Penny Simkin, PT, is a physical therapist who has specialized in childbirth education since 1968. She estimates she has prepared over 14,000 women, couples and siblings for childbirth, and is a co-founder of DONA International. Today her practice consists of childbirth education, birth counseling, and writing, combined with a busy schedule of conferences and workshops. Penny and her husband, Peter, have four grown children, eight grandchildren, three grandchildren-in-law, and a pug named Lola.
Through independent study and her work as a birth counselor, she has developed a counseling approach for pregnant survivors of sexual abuse. This work is described in the book, When Survivors Give Birth: Understanding and Healing the Effects of Early Sexual Abuse on the Childbearing Woman, which she co-authored with Phyllis Klaus. Today her practice consists of childbirth education, birth counseling, and labor support, combined with a busy schedule of conferences and workshops.
She co-founded Doulas of North America and The Pacific Association for Labor Support.
Penny’s latest publication is the third edition of The Birth Partner: The Complete Guide to Childbirth for Dads, Doulas, and All Other Labor Companions. Other recent products for birth educators and doulas include a client handout called “The Road Map of Labor,” a birth video titled The 3Rs: Relaxation, Rhythm, and Ritual, and a Birth Sling—an aid to the dangle position for second stage labor. Currently, she serves on several boards of consultants and editorial boards, including the journal, Birth: Issues in Perinatal Care; the International Childbirth Education Association; and the Seattle Midwifery School. Penny and her husband, Peter, have four grown children and eight grandchildren.
Penny has also written Labor Progress Handbook: Early Interventions to Prevent and Treat Dystocia, with Ruth Ancheta (2000), and Pregnancy, Childbirth and the Newborn, with Ann Keppler and Janet Whalley (2001).

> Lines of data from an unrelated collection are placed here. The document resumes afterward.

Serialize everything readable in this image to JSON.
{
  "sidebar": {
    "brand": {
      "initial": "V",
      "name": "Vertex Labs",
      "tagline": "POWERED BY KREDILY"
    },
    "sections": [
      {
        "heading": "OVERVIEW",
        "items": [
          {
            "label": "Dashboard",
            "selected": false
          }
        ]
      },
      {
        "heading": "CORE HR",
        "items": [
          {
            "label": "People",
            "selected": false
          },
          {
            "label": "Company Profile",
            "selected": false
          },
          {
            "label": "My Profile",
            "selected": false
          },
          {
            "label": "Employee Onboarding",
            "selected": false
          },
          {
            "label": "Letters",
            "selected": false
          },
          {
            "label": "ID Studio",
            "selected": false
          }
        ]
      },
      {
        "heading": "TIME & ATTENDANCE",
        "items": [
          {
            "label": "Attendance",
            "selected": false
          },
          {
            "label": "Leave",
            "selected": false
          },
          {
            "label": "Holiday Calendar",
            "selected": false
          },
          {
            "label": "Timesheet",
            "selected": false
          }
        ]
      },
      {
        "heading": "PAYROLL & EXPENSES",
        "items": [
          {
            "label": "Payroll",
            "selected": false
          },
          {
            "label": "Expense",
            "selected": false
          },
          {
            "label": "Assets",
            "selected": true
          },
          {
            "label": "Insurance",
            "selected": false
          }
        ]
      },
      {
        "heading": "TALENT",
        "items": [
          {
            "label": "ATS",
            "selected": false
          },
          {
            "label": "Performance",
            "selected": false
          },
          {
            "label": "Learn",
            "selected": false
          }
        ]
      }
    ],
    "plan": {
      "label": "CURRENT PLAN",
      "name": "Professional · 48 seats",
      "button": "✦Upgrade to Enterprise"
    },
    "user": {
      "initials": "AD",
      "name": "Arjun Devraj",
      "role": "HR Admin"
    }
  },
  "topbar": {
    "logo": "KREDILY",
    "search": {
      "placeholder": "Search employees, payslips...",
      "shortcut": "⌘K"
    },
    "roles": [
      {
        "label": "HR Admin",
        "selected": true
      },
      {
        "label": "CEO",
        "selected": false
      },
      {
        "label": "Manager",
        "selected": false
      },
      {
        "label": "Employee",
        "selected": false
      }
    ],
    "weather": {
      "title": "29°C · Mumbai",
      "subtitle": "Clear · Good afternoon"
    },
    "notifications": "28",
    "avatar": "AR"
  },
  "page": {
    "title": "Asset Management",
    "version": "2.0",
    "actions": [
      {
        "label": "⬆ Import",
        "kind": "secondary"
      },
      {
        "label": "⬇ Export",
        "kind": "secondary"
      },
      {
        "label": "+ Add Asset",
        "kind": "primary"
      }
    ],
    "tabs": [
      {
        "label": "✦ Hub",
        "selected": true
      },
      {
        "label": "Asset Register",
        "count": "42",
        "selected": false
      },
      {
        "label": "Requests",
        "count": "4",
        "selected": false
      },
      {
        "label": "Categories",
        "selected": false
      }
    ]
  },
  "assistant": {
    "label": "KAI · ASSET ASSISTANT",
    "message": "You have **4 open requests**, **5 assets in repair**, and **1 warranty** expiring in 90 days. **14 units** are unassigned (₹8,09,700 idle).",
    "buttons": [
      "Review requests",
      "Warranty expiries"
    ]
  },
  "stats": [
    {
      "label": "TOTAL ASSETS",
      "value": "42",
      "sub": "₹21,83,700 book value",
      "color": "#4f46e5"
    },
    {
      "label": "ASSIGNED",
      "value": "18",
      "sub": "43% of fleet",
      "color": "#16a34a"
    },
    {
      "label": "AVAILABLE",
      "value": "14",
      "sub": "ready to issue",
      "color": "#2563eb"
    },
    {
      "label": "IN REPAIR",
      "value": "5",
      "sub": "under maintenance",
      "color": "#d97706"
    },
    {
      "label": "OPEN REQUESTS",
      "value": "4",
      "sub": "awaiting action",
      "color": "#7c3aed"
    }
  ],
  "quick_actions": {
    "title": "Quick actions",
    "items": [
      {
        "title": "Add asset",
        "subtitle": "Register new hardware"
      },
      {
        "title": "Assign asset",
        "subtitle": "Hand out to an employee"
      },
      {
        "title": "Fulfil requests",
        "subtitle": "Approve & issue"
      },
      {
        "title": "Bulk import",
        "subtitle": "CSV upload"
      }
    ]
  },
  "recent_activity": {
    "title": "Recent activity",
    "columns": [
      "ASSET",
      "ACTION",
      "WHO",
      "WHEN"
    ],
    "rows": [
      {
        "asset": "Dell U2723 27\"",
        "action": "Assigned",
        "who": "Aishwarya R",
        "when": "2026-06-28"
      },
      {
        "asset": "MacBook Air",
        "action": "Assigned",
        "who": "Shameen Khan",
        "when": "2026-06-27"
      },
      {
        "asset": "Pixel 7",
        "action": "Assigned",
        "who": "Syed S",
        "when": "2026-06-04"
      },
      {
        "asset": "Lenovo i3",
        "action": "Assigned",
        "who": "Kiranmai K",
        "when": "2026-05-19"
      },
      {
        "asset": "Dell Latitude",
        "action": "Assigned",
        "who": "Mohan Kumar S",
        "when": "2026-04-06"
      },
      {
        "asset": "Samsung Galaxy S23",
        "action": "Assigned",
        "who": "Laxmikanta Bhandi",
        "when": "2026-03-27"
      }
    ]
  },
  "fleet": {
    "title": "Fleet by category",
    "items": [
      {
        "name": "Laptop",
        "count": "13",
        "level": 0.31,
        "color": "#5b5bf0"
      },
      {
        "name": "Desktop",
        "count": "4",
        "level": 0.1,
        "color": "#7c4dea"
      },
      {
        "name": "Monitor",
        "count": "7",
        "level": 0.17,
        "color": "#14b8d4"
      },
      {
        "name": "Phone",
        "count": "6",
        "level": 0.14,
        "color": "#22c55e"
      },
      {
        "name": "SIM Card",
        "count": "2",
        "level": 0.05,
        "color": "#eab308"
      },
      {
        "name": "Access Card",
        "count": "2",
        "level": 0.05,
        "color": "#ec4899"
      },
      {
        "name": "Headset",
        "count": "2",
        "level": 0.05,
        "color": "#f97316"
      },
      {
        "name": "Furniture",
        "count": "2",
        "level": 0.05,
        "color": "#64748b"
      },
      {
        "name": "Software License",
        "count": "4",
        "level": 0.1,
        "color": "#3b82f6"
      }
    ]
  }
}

Doula Penny Simkin discusses the positive impact that doulas have on birth outcomes. They provide a unique form of labor support that is different from that of other caregivers involved in the birth process–but complements the roles of others. Simkins describes why this is so. Read more…. What Do Doulas Really Do?
We’ve also all heard expressions of exhaustion and relief from the mother and seen a temporary lack of interest in her baby. The exclamations might sound more like these: “It’s over! I can’t believe it’s over!” “Can I just lie here for a minute?” “I can’t hold the baby right now. You take it.” ”Please just leave me alone right now.” “I’m so glad it’s over.” “We’re never doing this again!” Sometimes it takes a while before the mother can turn her attention from the intensity of the birth to her baby.
Read more…. First Hours after Birth: Family Integration and Mutual Regulation
Photo by Jenna Norman
One of the authors of the pathbreaking book, When Survivors Give Birth: Understanding and Healing the Effects of Early Sexual Abuse on Childbearing Women, describes many of the ways early abuse or trauma may negatively affect the survivors’ later experiences with childbearing and offers some tips for midwives for providing sensitive and effective care and support. Read more…. Early Trauma, Its Potential Impact on the Childbearing Woman, and the Role of the Midwife